-- Opening Marker --
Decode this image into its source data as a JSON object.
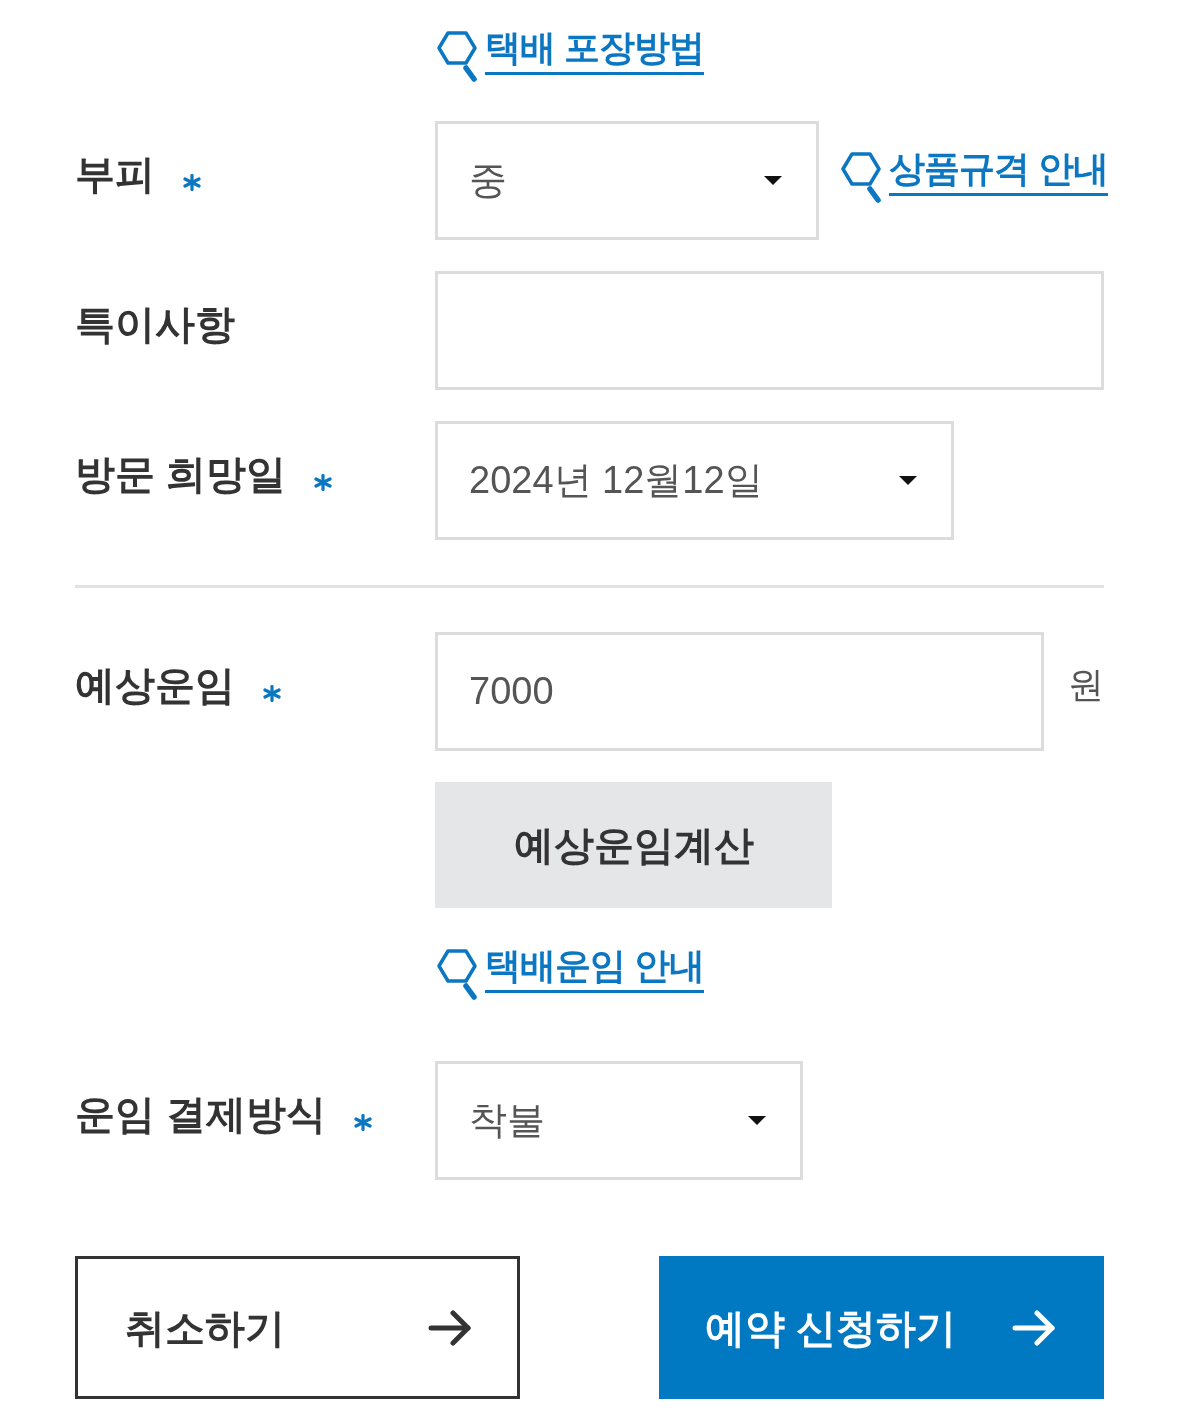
{
  "packing_guide_link": "택배 포장방법",
  "rows": [
    {
      "kind": "select",
      "label": "부피",
      "required": true,
      "value": "중",
      "link": "상품규격 안내"
    },
    {
      "kind": "text",
      "label": "특이사항",
      "required": false
    },
    {
      "kind": "select",
      "label": "방문 희망일",
      "required": true,
      "value": "2024년 12월12일"
    }
  ],
  "fare": {
    "label": "예상운임",
    "required": true,
    "value": "7000",
    "unit": "원",
    "calc_button": "예상운임계산",
    "guide_link": "택배운임 안내"
  },
  "payment": {
    "kind": "select",
    "label": "운임 결제방식",
    "required": true,
    "value": "착불"
  },
  "buttons": [
    {
      "kind": "secondary",
      "label": "취소하기"
    },
    {
      "kind": "primary",
      "label": "예약 신청하기"
    }
  ]
}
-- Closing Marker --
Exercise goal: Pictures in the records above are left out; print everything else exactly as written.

Output for this task:
Decode this image into its source data as a JSON object.
{
  "packing_guide_link": "택배 포장방법",
  "rows": [
    {
      "kind": "select",
      "label": "부피",
      "required": true,
      "value": "중",
      "link": "상품규격 안내"
    },
    {
      "kind": "text",
      "label": "특이사항",
      "required": false
    },
    {
      "kind": "select",
      "label": "방문 희망일",
      "required": true,
      "value": "2024년 12월12일"
    }
  ],
  "fare": {
    "label": "예상운임",
    "required": true,
    "value": "7000",
    "unit": "원",
    "calc_button": "예상운임계산",
    "guide_link": "택배운임 안내"
  },
  "payment": {
    "kind": "select",
    "label": "운임 결제방식",
    "required": true,
    "value": "착불"
  },
  "buttons": [
    {
      "kind": "secondary",
      "label": "취소하기"
    },
    {
      "kind": "primary",
      "label": "예약 신청하기"
    }
  ]
}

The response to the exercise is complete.